He designed Seymour’s dress for her 1995 wedding to Peter Brant, and treated Campbell (who famously called him Papa), like a daughter. For more on the legendary designer, tap the link in bio. #wwdfashion #alaia #azzedinealaia
Azzedine Alaïa's “I-did-it-my-way” ethos stood out starkly at a time when brands are experimenting with consumer-facing fashion shows, coed formats and trans-seasonal collections – anything to perk up lackluster sales of ready-to-wear in an age of Insta-everything. “It’s not creation anymore. This becomes a purely industrial approach,” the late designer told WWD in an interview last year. “But anyway, the rhythm of collections is so stupid. It’s unsustainable. There are too many collections.” Read more about the iconic designer’s life and work on wwd.com, link in bio. #wwdfashion #azzedinealaia (📷: @WWD Archive, 1986) #alaia
Sneaker reselling app @goat’s latest exhibit, "The Greatest: New York," tells the story of New York's sneaker culture. To celebrate the exhibit, an intimate crowd gathered on Thursday night at the pop-up gallery space, located at Platform in Culver City, to hear guest speaker and illustrator @esymai talk about her own rise in streetwear and women in the business. "For me I'm just someone who is creative. I like to create things," said Chang. #wwdfashion
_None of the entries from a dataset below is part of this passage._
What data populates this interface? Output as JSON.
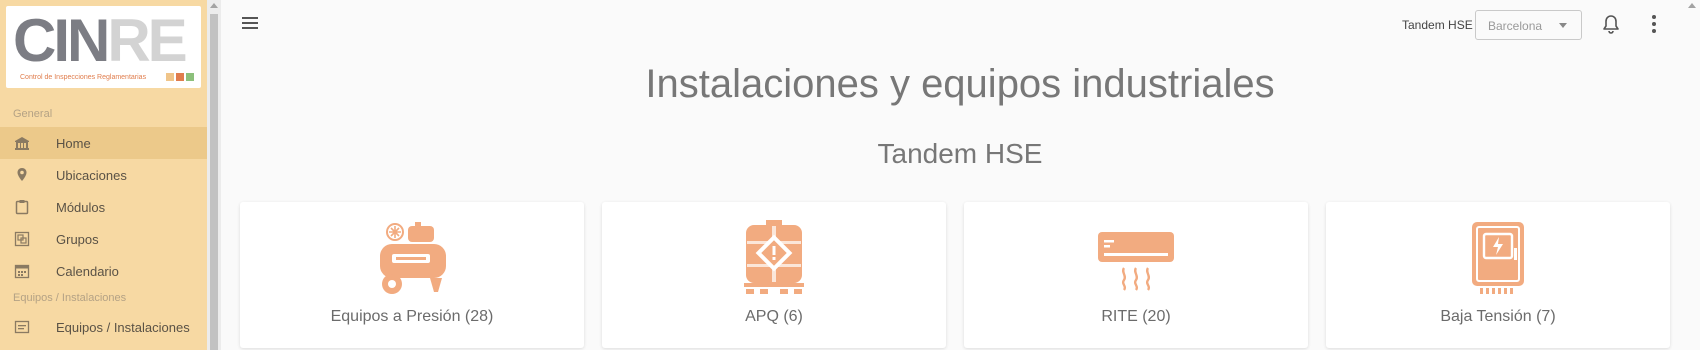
{
  "logo": {
    "part1": "CIN",
    "part2": "RE",
    "subtitle": "Control de Inspecciones Reglamentarias",
    "square_colors": [
      "#f0c58a",
      "#e07d4d",
      "#8cc07b"
    ]
  },
  "sidebar": {
    "sections": [
      {
        "title": "General",
        "items": [
          {
            "label": "Home",
            "icon": "home-icon",
            "active": true
          },
          {
            "label": "Ubicaciones",
            "icon": "location-pin-icon"
          },
          {
            "label": "Módulos",
            "icon": "clipboard-icon"
          },
          {
            "label": "Grupos",
            "icon": "group-icon"
          },
          {
            "label": "Calendario",
            "icon": "calendar-icon"
          }
        ]
      },
      {
        "title": "Equipos / Instalaciones",
        "items": [
          {
            "label": "Equipos / Instalaciones",
            "icon": "list-card-icon"
          }
        ]
      }
    ]
  },
  "header": {
    "company": "Tandem HSE",
    "location_select": {
      "value": "Barcelona"
    }
  },
  "main": {
    "title": "Instalaciones y equipos industriales",
    "company_title": "Tandem HSE",
    "cards": [
      {
        "label": "Equipos a Presión (28)",
        "icon": "compressor-icon"
      },
      {
        "label": "APQ (6)",
        "icon": "chemical-tank-icon"
      },
      {
        "label": "RITE (20)",
        "icon": "air-conditioner-icon"
      },
      {
        "label": "Baja Tensión (7)",
        "icon": "electrical-panel-icon"
      }
    ]
  },
  "colors": {
    "sidebar_bg": "#f7d9a3",
    "sidebar_active": "#ecc98a",
    "icon_accent": "#f2ab80",
    "page_bg": "#fafafa"
  }
}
Azzedine Alaïa, one of the most iconic couturiers of the modern era whose body-con designs defined Eighties fashion, has died in Paris. The diminutive Tunisian-born designer, known for his structured knitted dresses with fitted waists and impeccably cut, figure-hugging second skin silhouettes was deeply admired by his peers, and counted supermodel Naomi Campbell - his adoptive daughter - among his inner circle, one of a gang of glamazons including Farida Khelfa, Carla Bruni and Stephanie Seymour who became ambassadors of his style. (📷: Alexandre Guirkinger) #wwdblast